----- Data for the task

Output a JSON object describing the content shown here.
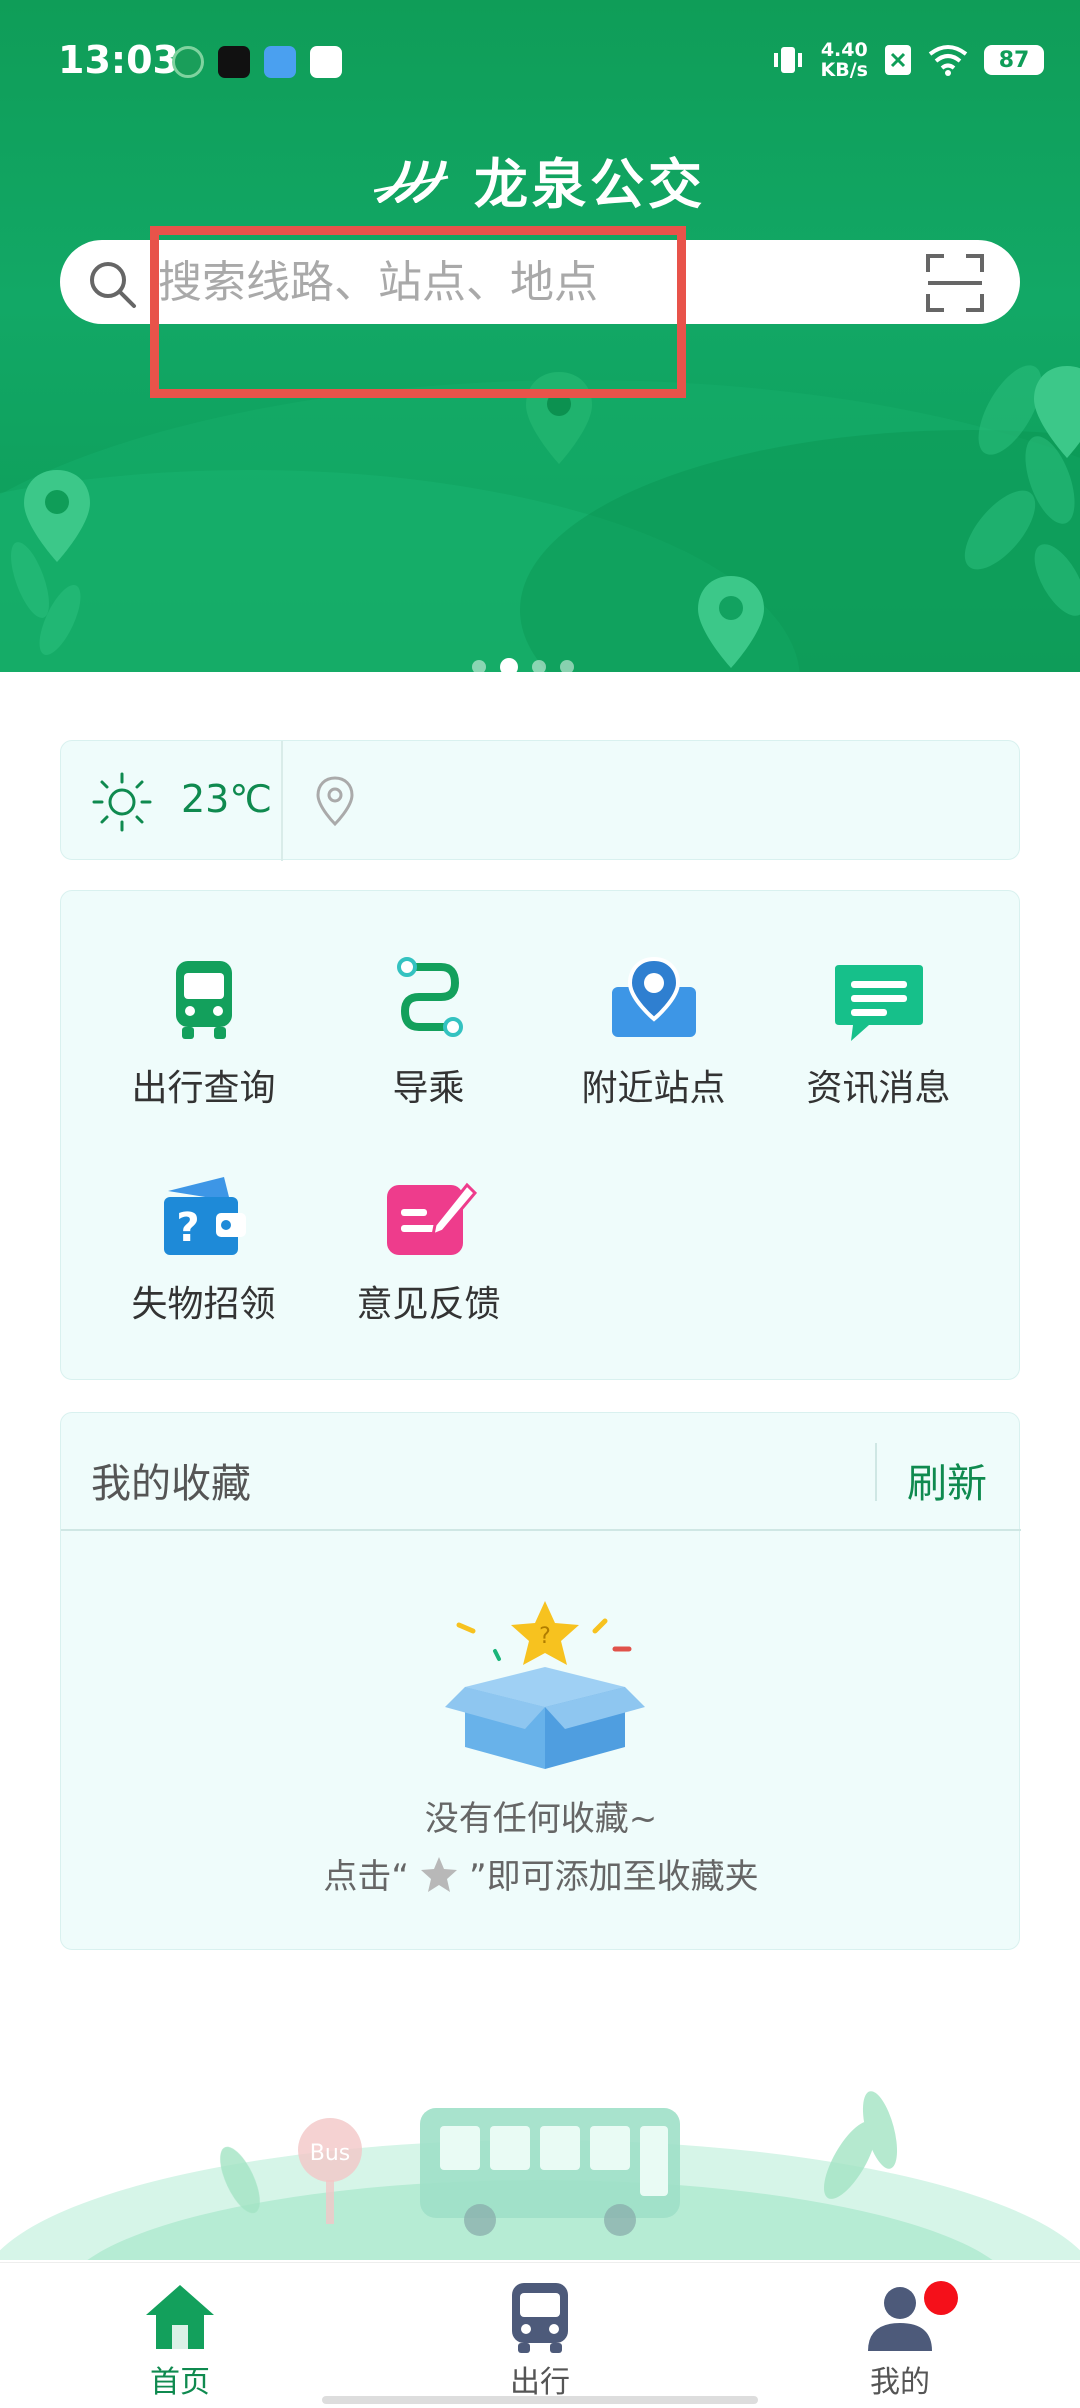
{
  "status_bar": {
    "time": "13:03",
    "network_speed_value": "4.40",
    "network_speed_unit": "KB/s",
    "battery": "87"
  },
  "app": {
    "title": "龙泉公交",
    "brand_color": "#0f9d58"
  },
  "search": {
    "placeholder": "搜索线路、站点、地点",
    "value": ""
  },
  "weather": {
    "temperature": "23℃"
  },
  "quick_menu": [
    {
      "label": "出行查询",
      "icon": "bus-icon"
    },
    {
      "label": "导乘",
      "icon": "route-icon"
    },
    {
      "label": "附近站点",
      "icon": "nearby-stop-icon"
    },
    {
      "label": "资讯消息",
      "icon": "message-icon"
    },
    {
      "label": "失物招领",
      "icon": "lost-found-icon"
    },
    {
      "label": "意见反馈",
      "icon": "feedback-icon"
    }
  ],
  "favorites": {
    "title": "我的收藏",
    "refresh_label": "刷新",
    "empty_line1": "没有任何收藏~",
    "empty_line2_prefix": "点击“",
    "empty_line2_suffix": "”即可添加至收藏夹"
  },
  "illustration": {
    "stop_sign_text": "Bus"
  },
  "tab_bar": [
    {
      "label": "首页",
      "icon": "home-icon",
      "active": true
    },
    {
      "label": "出行",
      "icon": "bus-icon",
      "active": false
    },
    {
      "label": "我的",
      "icon": "profile-icon",
      "active": false
    }
  ]
}
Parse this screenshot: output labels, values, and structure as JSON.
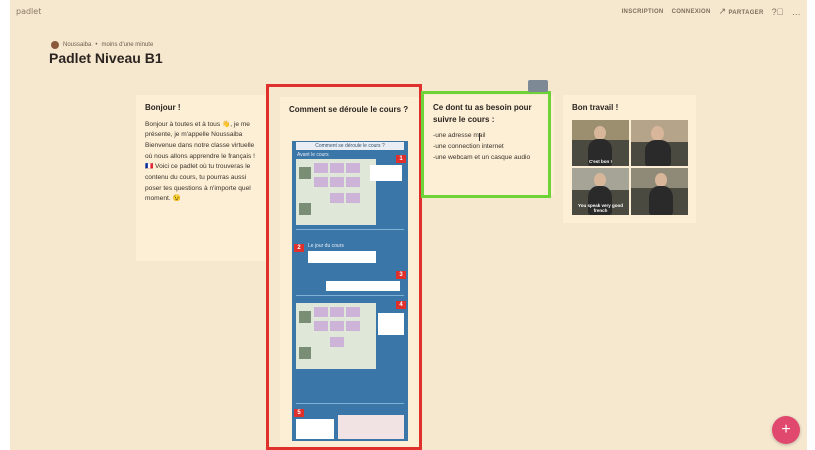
{
  "app": {
    "logo": "padlet"
  },
  "header": {
    "inscription": "INSCRIPTION",
    "connexion": "CONNEXION",
    "partager": "PARTAGER",
    "partager_icon": "share-arrow-icon",
    "help_icon": "question-circle-icon",
    "more_icon": "more-horizontal-icon"
  },
  "board": {
    "author": "Noussaiba",
    "separator": "•",
    "time": "moins d'une minute",
    "title": "Padlet Niveau B1"
  },
  "columns": [
    {
      "title": "Bonjour !",
      "body": "Bonjour à toutes et à tous 👋, je me présente, je m'appelle Noussaiba Bienvenue dans notre classe virtuelle où nous allons apprendre le français ! 🇫🇷 Voici ce padlet où tu trouveras le contenu du cours, tu pourras aussi poser tes questions à n'importe quel moment. 😉"
    },
    {
      "title": "Comment se déroule le cours ?",
      "embed_title": "Comment se déroule le cours ?",
      "sections": [
        "Avant le cours",
        "Le jour du cours"
      ],
      "badges": [
        "1",
        "2",
        "3",
        "4",
        "5"
      ]
    },
    {
      "title": "Ce dont tu as besoin pour suivre le cours :",
      "lines": [
        "-une adresse mail",
        "-une connection internet",
        "-une webcam et un casque audio"
      ]
    },
    {
      "title": "Bon travail !",
      "captions": [
        "C'est bon !",
        "You speak very good french"
      ]
    }
  ],
  "fab": {
    "label": "+"
  },
  "colors": {
    "board_bg": "#f6e7cf",
    "card_bg": "#fcefd5",
    "highlight_red": "#e0302c",
    "highlight_green": "#6fd236",
    "fab": "#e0486d"
  }
}
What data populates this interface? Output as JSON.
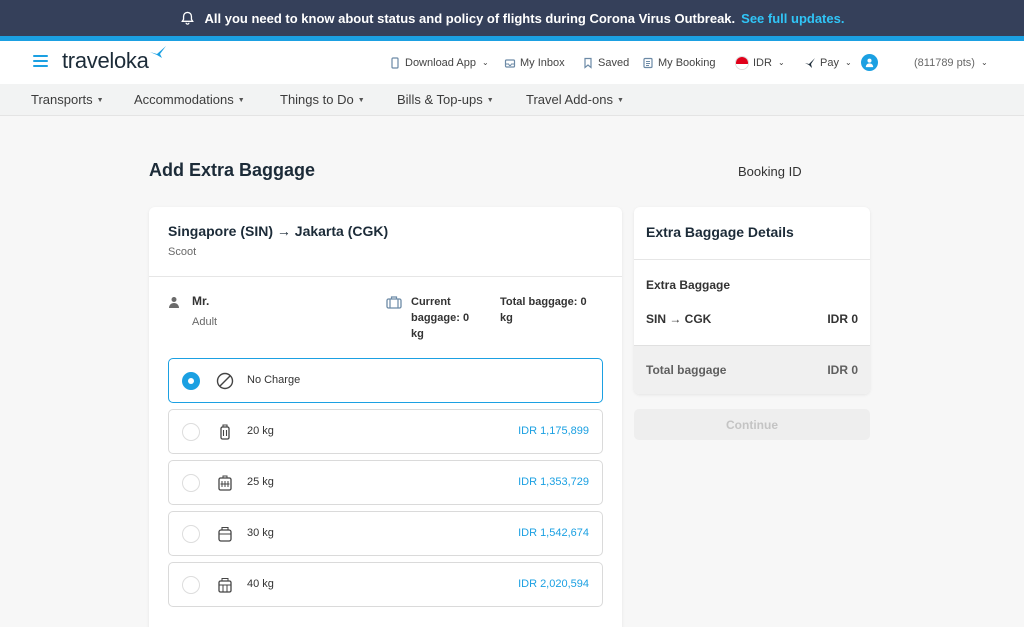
{
  "announcement": {
    "text": "All you need to know about status and policy of flights during Corona Virus Outbreak.",
    "link": "See full updates."
  },
  "header": {
    "logo": "traveloka",
    "download_app": "Download App",
    "inbox": "My Inbox",
    "saved": "Saved",
    "booking": "My Booking",
    "currency": "IDR",
    "pay": "Pay",
    "points": "(811789 pts)"
  },
  "categories": [
    "Transports",
    "Accommodations",
    "Things to Do",
    "Bills & Top-ups",
    "Travel Add-ons"
  ],
  "page": {
    "title": "Add Extra Baggage",
    "booking_id_label": "Booking ID"
  },
  "flight": {
    "route": "Singapore (SIN) → Jakarta (CGK)",
    "airline": "Scoot"
  },
  "passenger": {
    "title": "Mr.",
    "type": "Adult",
    "current_baggage": "Current baggage: 0 kg",
    "total_baggage": "Total baggage: 0 kg"
  },
  "options": [
    {
      "label": "No Charge",
      "price": "",
      "icon": "no-charge-icon",
      "selected": true
    },
    {
      "label": "20 kg",
      "price": "IDR 1,175,899",
      "icon": "luggage-icon",
      "selected": false
    },
    {
      "label": "25 kg",
      "price": "IDR 1,353,729",
      "icon": "suitcase-icon",
      "selected": false
    },
    {
      "label": "30 kg",
      "price": "IDR 1,542,674",
      "icon": "bag-icon",
      "selected": false
    },
    {
      "label": "40 kg",
      "price": "IDR 2,020,594",
      "icon": "box-bag-icon",
      "selected": false
    }
  ],
  "summary": {
    "title": "Extra Baggage Details",
    "subtitle": "Extra Baggage",
    "route": "SIN → CGK",
    "route_value": "IDR 0",
    "total_label": "Total baggage",
    "total_value": "IDR 0",
    "continue": "Continue"
  },
  "colors": {
    "accent": "#1ba0e2",
    "announcement_bg": "#35405a"
  }
}
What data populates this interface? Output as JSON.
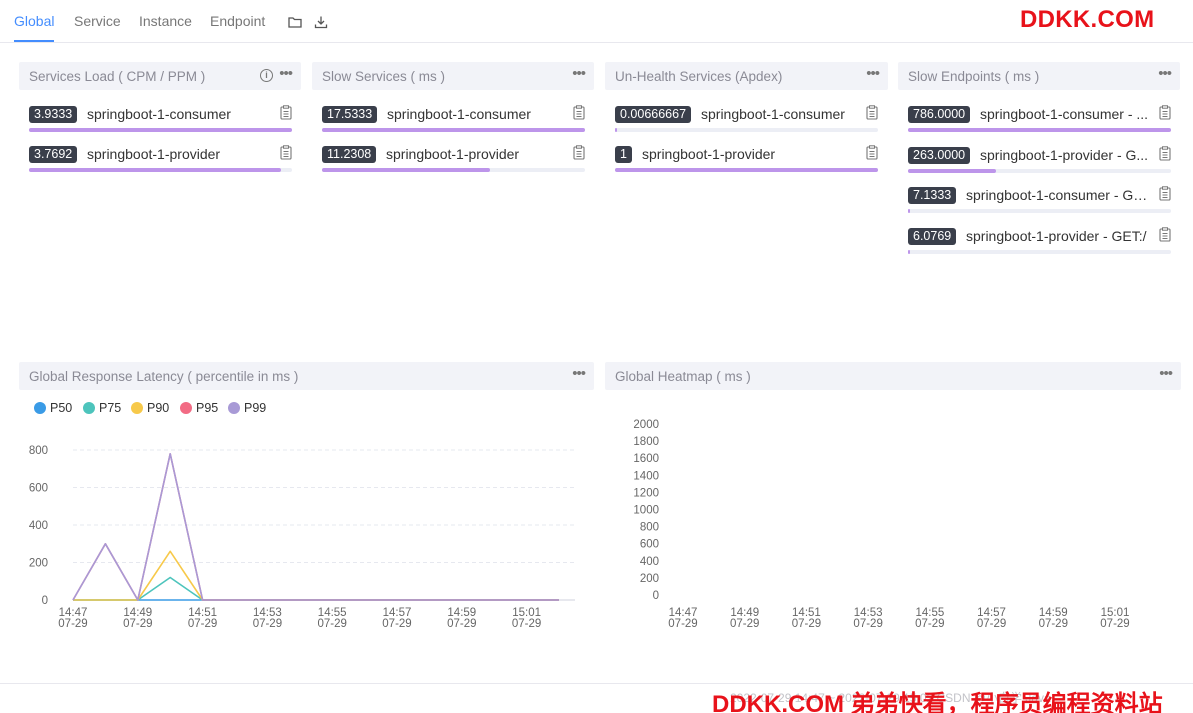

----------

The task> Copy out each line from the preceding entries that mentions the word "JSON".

Result below>
Output a JSON object describing the content shown here.
Parse this screenshot: output labels, values, and structure as JSON.
What data populates this interface? Output as JSON.
What data populates this interface? Output as JSON.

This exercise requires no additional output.